In live performance when I sing I’m usually playing some sort of “instrument” at the same time. Whether it’s a toy piano, a pair of soup spoons, tuned glass bottles, simply pushing one side of a sruti box, or swinging an elastic band drone through the air – I like to be busy while vocalizing, and the interplay between singing and playing can be very engaging.
But in a recording studio, when the final vocal line is performed alone it’s curiously freeing. During this last recording session I found that when I concentrated solely on my voice, without playing additional instruments, I could really sink into the telling of the story – seeing the images as I sang the song. I wanted to keep the voice natural and honest, and close, like a good storyteller. The engineer chose a vintage (1950s) AKG C12 microphone. We wanted to achieve subtleties of expression and a clear and intimate sound with great presence, underplaying the intense emotion of the song.
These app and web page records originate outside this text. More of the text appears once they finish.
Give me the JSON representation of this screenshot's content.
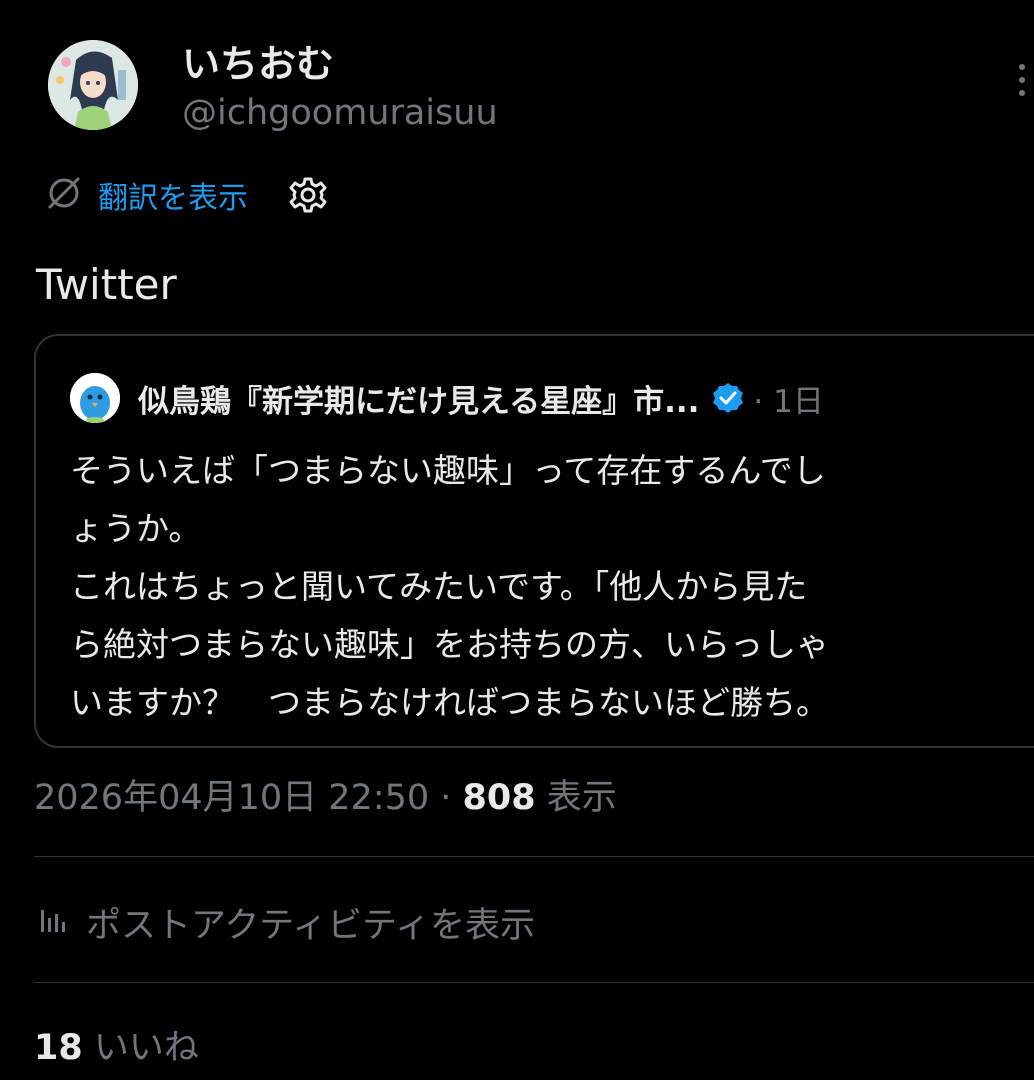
{
  "author": {
    "display_name": "いちおむ",
    "handle": "@ichgoomuraisuu"
  },
  "translate": {
    "label": "翻訳を表示"
  },
  "tweet": {
    "text": "Twitter"
  },
  "quote": {
    "author_name": "似鳥鶏『新学期にだけ見える星座』市...",
    "time": "· 1日",
    "body_lines": [
      "そういえば「つまらない趣味」って存在するんでし",
      "ょうか。",
      "これはちょっと聞いてみたいです。「他人から見た",
      "ら絶対つまらない趣味」をお持ちの方、いらっしゃ",
      "いますか？　つまらなければつまらないほど勝ち。"
    ]
  },
  "meta": {
    "timestamp": "2026年04月10日 22:50 · ",
    "views_count": "808",
    "views_label": " 表示"
  },
  "activity": {
    "label": "ポストアクティビティを表示"
  },
  "likes": {
    "count": "18",
    "label": " いいね"
  },
  "colors": {
    "background": "#000000",
    "primary_text": "#e7e9ea",
    "secondary_text": "#71767b",
    "link": "#1d9bf0",
    "border": "#2f3336",
    "verified_badge": "#1d9bf0"
  },
  "icons": {
    "translate": "translate-slash-icon",
    "settings": "gear-icon",
    "more": "more-vertical-icon",
    "verified": "verified-badge-icon",
    "activity": "bar-chart-icon"
  }
}
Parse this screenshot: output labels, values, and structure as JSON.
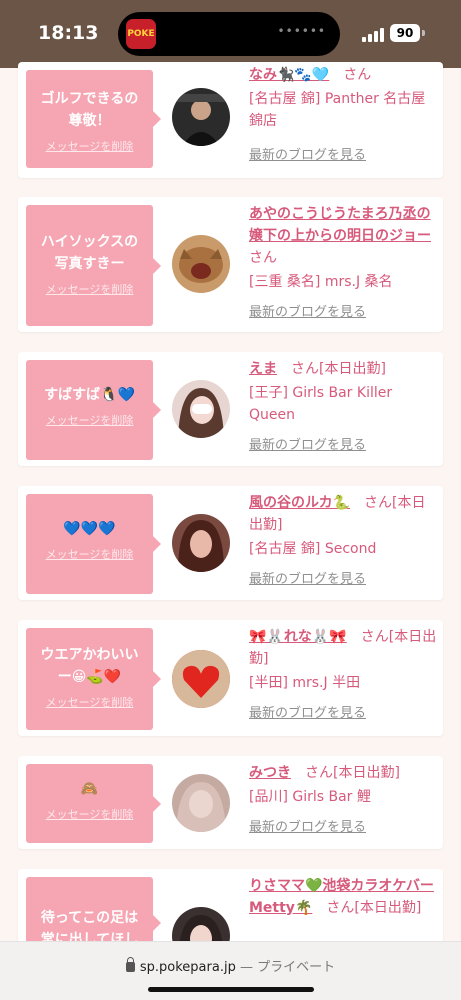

We began the recording session with the sound of the toy piano. I knew the engineer would want to isolate this sound, but I was used to singing and playing the toy piano at the same time. Sometimes the voice leads the piano, and other times the piano leads the voice. So how can one separate these sounds without compromising the musical dialogue between them?
As I took the toy piano out of its’ case and began attaching the legs, I looked around the room. It was spacious and bright with lots of wood, so there was a warmth to the space. But when I sat on the little stool and began to play, the room felt enormous and vaguely intimidating for my tiny sounds. Meanwhile the engineers were busy gathering large blocks of thick foam. They began to encase the toy piano leaving only the keyboard exposed for me to play. A veritable fort started forming around me – just like the ones we used to build out of cushions from the living room couch. It was perfect. The toy piano sound was isolated and so was its’ mic, while I could sing to my hearts content, in my little fort, cushioned and contained.